Next time we’ll learn another very useful and romantic verb, lieben.
Do you know what this means? I’m sure you have an idea!
I’ll be waiting for you in the next Deutsch in 3 Minuten lesson.
Bis bald!


Please to leave a comment.
😄 😞 😳 😁 😒 😎 😠 😆 😅 😜 😉 😭 😇 😴 😮 😈 ❤️️ 👍

GermanPod101.com Verified
Friday at 06:30 PM
Pinned Comment
Your comment is awaiting moderation.

GermanPod101.com Verified
Wednesday at 09:20 AM
Your comment is awaiting moderation.

Hi Nil,

Thank you for posting.👍

You are right. It can be a bit confusing.

Strictly speaking "Was machst du gerade?" is the literal

translation of "What are you doing?".

If you wanted to refer to the future, as in "What are you going

to do?", you would generally add some kind of time reference:

Was machst du morgen?

Was machst du jetzt? (What are you going to do from hereon?)

If you have any further questions, please let us know.

Kind regards,


Team GermanPod101.com

Friday at 03:25 AM
Your comment is awaiting moderation.

so what does "was machst du?" mean ?

Does it mean "what are you doing?" or

"what are you going to do?"

GermanPod101.com Verified
Friday at 04:31 AM
Your comment is awaiting moderation.

Hello Carly,

Thank you for asking.

"Ich mache meine Hausaufgaben." means "I am doing my homework." It's present tense, not future.



Team GermanPod101.com

Wednesday at 01:54 AM
Your comment is awaiting moderation.

in the lesson titled "What are you doing?" they said that

"Ich mache meine Hausaufgabe" means "I am doing homework" but here you're saying it means "I am going to do my homework". Can you clarify this?

GermanPod101.com Verified
Wednesday at 12:31 AM
Your comment is awaiting moderation.

Hello Michael,

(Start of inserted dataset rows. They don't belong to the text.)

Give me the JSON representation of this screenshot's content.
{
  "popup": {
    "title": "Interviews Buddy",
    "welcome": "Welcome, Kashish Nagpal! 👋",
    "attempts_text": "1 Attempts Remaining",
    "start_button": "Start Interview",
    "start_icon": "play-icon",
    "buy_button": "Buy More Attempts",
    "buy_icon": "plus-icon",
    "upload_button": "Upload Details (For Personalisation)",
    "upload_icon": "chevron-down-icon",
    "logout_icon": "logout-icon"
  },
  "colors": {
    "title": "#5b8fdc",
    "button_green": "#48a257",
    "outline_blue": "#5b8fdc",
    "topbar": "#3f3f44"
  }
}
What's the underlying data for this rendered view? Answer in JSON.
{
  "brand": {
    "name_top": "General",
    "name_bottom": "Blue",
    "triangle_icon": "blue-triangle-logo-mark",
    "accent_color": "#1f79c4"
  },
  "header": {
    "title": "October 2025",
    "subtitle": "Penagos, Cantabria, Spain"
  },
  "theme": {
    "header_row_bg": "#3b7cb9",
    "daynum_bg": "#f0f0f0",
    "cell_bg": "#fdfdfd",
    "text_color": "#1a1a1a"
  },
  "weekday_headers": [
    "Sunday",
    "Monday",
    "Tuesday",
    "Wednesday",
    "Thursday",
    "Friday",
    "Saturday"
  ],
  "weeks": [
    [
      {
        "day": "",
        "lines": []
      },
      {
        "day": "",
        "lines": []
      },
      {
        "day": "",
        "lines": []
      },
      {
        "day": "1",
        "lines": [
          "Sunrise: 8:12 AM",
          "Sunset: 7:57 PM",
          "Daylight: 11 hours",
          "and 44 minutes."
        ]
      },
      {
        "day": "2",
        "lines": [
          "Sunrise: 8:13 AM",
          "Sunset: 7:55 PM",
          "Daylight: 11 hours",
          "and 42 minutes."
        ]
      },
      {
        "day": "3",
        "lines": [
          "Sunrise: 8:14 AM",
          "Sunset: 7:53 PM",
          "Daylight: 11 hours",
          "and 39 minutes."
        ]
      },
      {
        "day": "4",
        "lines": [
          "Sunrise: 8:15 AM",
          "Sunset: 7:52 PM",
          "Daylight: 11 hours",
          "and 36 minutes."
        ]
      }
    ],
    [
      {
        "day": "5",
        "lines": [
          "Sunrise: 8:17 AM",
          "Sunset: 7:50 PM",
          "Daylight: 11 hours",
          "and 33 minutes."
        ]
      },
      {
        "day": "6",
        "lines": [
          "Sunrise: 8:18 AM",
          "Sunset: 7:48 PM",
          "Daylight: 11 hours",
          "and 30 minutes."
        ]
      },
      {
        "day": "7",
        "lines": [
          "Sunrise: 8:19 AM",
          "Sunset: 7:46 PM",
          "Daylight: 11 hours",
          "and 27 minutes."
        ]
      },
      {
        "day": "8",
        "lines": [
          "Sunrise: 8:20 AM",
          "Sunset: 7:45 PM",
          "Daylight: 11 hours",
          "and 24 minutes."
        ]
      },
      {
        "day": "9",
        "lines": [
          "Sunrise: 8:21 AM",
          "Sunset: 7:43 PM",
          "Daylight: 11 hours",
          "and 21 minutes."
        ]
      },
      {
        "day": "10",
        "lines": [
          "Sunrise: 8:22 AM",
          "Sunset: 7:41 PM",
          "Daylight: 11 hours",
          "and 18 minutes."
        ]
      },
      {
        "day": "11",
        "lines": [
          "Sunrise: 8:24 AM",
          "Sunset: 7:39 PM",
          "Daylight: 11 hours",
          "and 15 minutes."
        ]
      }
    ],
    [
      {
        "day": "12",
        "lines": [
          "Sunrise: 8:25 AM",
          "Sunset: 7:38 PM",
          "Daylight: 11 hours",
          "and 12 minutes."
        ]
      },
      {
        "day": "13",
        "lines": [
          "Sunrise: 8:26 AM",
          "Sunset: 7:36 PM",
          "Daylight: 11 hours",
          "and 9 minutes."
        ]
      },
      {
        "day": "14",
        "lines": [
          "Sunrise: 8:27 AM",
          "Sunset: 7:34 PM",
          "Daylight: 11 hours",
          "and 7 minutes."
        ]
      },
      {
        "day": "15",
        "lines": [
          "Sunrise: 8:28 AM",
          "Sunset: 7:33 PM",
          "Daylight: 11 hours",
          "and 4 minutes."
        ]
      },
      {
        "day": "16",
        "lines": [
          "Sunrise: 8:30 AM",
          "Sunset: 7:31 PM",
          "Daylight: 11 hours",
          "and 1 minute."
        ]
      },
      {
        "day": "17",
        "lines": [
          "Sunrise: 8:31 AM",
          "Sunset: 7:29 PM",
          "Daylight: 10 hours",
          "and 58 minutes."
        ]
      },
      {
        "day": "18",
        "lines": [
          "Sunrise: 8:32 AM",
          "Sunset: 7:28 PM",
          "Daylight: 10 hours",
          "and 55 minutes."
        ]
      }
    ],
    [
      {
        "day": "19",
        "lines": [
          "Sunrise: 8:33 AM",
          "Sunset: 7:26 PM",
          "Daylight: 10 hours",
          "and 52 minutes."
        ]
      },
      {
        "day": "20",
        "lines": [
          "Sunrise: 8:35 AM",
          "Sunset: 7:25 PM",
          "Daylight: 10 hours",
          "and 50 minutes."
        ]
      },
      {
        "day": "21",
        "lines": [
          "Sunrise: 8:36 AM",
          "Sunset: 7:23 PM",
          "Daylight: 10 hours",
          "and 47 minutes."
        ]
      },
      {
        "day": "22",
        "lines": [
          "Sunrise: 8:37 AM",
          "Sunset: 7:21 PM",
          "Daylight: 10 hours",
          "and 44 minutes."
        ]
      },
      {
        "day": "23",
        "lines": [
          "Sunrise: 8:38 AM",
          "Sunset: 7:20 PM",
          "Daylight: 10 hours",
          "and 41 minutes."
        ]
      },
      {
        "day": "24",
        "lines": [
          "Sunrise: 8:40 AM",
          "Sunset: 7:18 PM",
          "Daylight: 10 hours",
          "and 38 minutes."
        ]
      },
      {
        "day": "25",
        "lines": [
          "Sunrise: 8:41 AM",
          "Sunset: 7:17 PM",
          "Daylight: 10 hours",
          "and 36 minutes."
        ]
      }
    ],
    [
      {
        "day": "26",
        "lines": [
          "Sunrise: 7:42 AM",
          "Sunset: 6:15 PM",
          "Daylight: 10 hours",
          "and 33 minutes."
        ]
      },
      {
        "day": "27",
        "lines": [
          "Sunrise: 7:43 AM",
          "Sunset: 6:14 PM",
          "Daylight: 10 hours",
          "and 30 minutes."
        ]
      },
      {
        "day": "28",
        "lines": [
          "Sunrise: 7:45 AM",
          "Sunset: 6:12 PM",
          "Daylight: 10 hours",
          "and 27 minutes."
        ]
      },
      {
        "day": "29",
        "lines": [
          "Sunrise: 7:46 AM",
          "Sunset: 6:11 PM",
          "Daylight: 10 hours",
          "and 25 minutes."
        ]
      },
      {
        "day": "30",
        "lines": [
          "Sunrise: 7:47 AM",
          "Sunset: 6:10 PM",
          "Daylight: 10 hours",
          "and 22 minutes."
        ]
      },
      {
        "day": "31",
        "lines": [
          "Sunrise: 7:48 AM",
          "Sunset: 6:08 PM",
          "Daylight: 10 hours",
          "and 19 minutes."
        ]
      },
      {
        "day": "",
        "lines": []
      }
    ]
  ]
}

Thank you very much for your comment! :smile::thumbsup:

In the phrase "ich koche gerade" there is no use for the verb "machen", but you could instead say "Ich mache gerade Essen" which is also commonly used to refer to "I am cooking right now". I hope this helps!

If you have any question, please let us know.

Thank you!


Team GermanPod101.com

Wednesday at 05:12 AM
Your comment is awaiting moderation.


Please tell me in which way is used machen verb in "ich koche gerade" phrase.

Best regards

Tuesday at 01:01 PM
Your comment is awaiting moderation.

Ich mache Einkaüfe online gerade.

GermanPod101.com Verified
Tuesday at 07:04 PM
Your comment is awaiting moderation.

Hi wout,

Unfortunately, the expression does not exist in German. But there are several commonly used proverbs, which share the same meaning. For example:

1. Ich werde daraus einfach nicht schlau (I can't figure it out)

2. Das hat weder Hand noch Fuss (I can't make head or tail of it)

If you have any question, please let us know.

Thank you!


Team GermanPod101.com

Thursday at 10:38 PM
Your comment is awaiting moderation.


Ich könne dar keine Kuche noch Eieren von machen. (is a Germanized Dutch proverb which means Idon't understand this or I dont know what to do with this situation.)

Do you this expression also in German? (hope I didn't make to many type errors)